greater than 1 and less than 2.5; a double VV (e.g., VVWe) means a standard deviation of
greater than 2.5.
The ten neighborhood types are as follows:
1. (34.0 40.0 42.5 37.8). VUrPoNaVFe. Very urban, impoverished, English-speaking, with many
female-headed families and numerous children. The core impoverished African-American
neighborhoods of the South and West Sides. More than 1.5 standard deviations below the mean
on "urban" (dimension 1).
2. (47.0 43.2 44.1 43.5). PoNaFe. Somewhat impoverished, mostly English-speaking, with a fair
number of female-headed families with many children. Mostly African-American neighborhoods
on the edge of type-1 neighborhoods.
3. (41.5 45.6 59.7 50.6). UrIs. Somewhat urban and somewhat linguistically-isolated. Mostly bluecollar, often somewhat "ethnic" neighborhoods in the outer city and inner suburbs.
4. (40.0 62.7 48.9 68.7). UrVWeVNo. Very well-off neighborhoods with many non-family
households. Most of the North Side Lakefront, plus the area around the Loop, with outliers in
Hyde Park, Evanston, Oak Park, and a few suburban tracts with apartment building clusters.
5. (42.5 41.1 76.0 48.7). UrPoVVIs. Urban, impoverished, and very linguistically-isolated/Hispanic
(more than 2.5 standard deviations above the mean on the latter). Inner-city Hispanic
neighborhoods, mostly in Chicago, also in central Joliet, Aurora, Elgin, and Waukegan.
6. (38.6 48.6 61.4 58.8). VUrVIsNo. Very urban and very linguistically-isolated/Hispanic, with nonfamily households. The complicated, often only partly Hispanic, neighborhoods on the inner
Northwest and Far North Sides.
7. (40.0 65.4 46.2 89.4). UrVWeVVNo. Urban, very well-off, with a great many non-family
households (nearly 4 standard deviations above the mean on the latter). Neighborhoods with
numerous young, unmarried adults and hardly any children. The greatest concentration follows
Halsted Street from North Avenue to "Boys' Town." There are small outliers in Hyde Park,
Bucktown, the Near West Side, Evanston, and Oak Park. This type of neighborhood was not
distinguished in the analysis of 1990 data.
8. (57.6 47.9 45.5 50.3). Su. Suburban. Not especially wealthy. The outermost suburbs, the inner
southwest suburbs, and much of Northwest Indiana.

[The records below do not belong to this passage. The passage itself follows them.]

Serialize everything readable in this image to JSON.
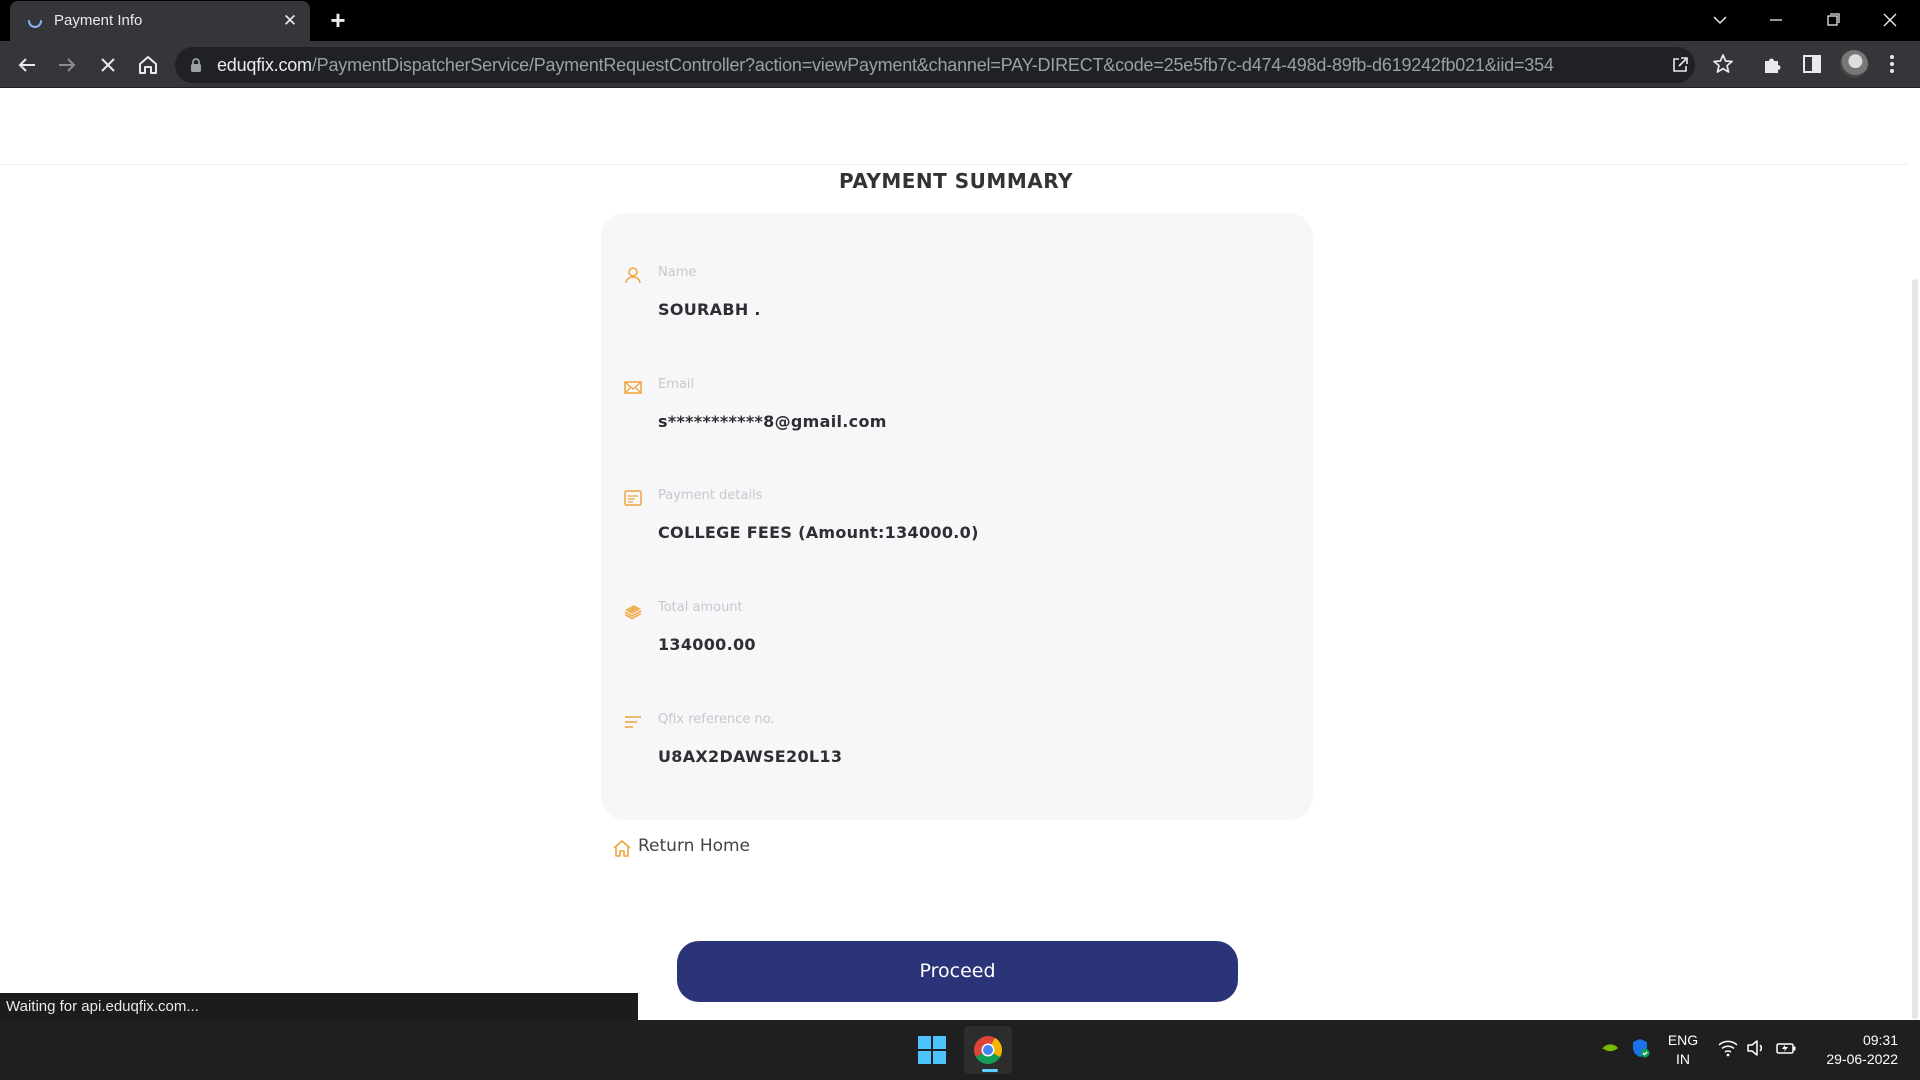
{
  "browser": {
    "tab_title": "Payment Info",
    "tab_close": "✕",
    "new_tab": "+",
    "url_host": "eduqfix.com",
    "url_path": "/PaymentDispatcherService/PaymentRequestController?action=viewPayment&channel=PAY-DIRECT&code=25e5fb7c-d474-498d-89fb-d619242fb021&iid=354",
    "status_text": "Waiting for api.eduqfix.com..."
  },
  "page": {
    "title": "PAYMENT SUMMARY",
    "fields": [
      {
        "label": "Name",
        "value": "SOURABH .",
        "icon": "user-icon"
      },
      {
        "label": "Email",
        "value": "s***********8@gmail.com",
        "icon": "mail-icon"
      },
      {
        "label": "Payment details",
        "value": "COLLEGE FEES (Amount:134000.0)",
        "icon": "details-icon"
      },
      {
        "label": "Total amount",
        "value": "134000.00",
        "icon": "money-icon"
      },
      {
        "label": "Qfix reference no.",
        "value": "U8AX2DAWSE20L13",
        "icon": "lines-icon"
      }
    ],
    "return_home": "Return Home",
    "proceed": "Proceed"
  },
  "taskbar": {
    "lang_top": "ENG",
    "lang_bottom": "IN",
    "time": "09:31",
    "date": "29-06-2022"
  },
  "colors": {
    "accent_icon": "#f0a43a",
    "proceed_bg": "#2c3479"
  }
}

9. (59.3 58.5 46.1 48.6). SuWe. Suburban, well-off. More prosperous suburbia. Concentrated
especially in the western and northwestern suburbs.
10. (60.5 76.3 44.7 45.3). VSuVVWeNa. Very suburban, very wealthy, mostly English-speaking.
Highly prosperous suburbia; more than 2.5 standard deviations from the mean on wealth. Mostly
in northern Cook and southern Lake Counties, with some outliers in DuPage County.
Ferris Bueller’s Dance Off! http://www.tvdance.com/ferrisbueller/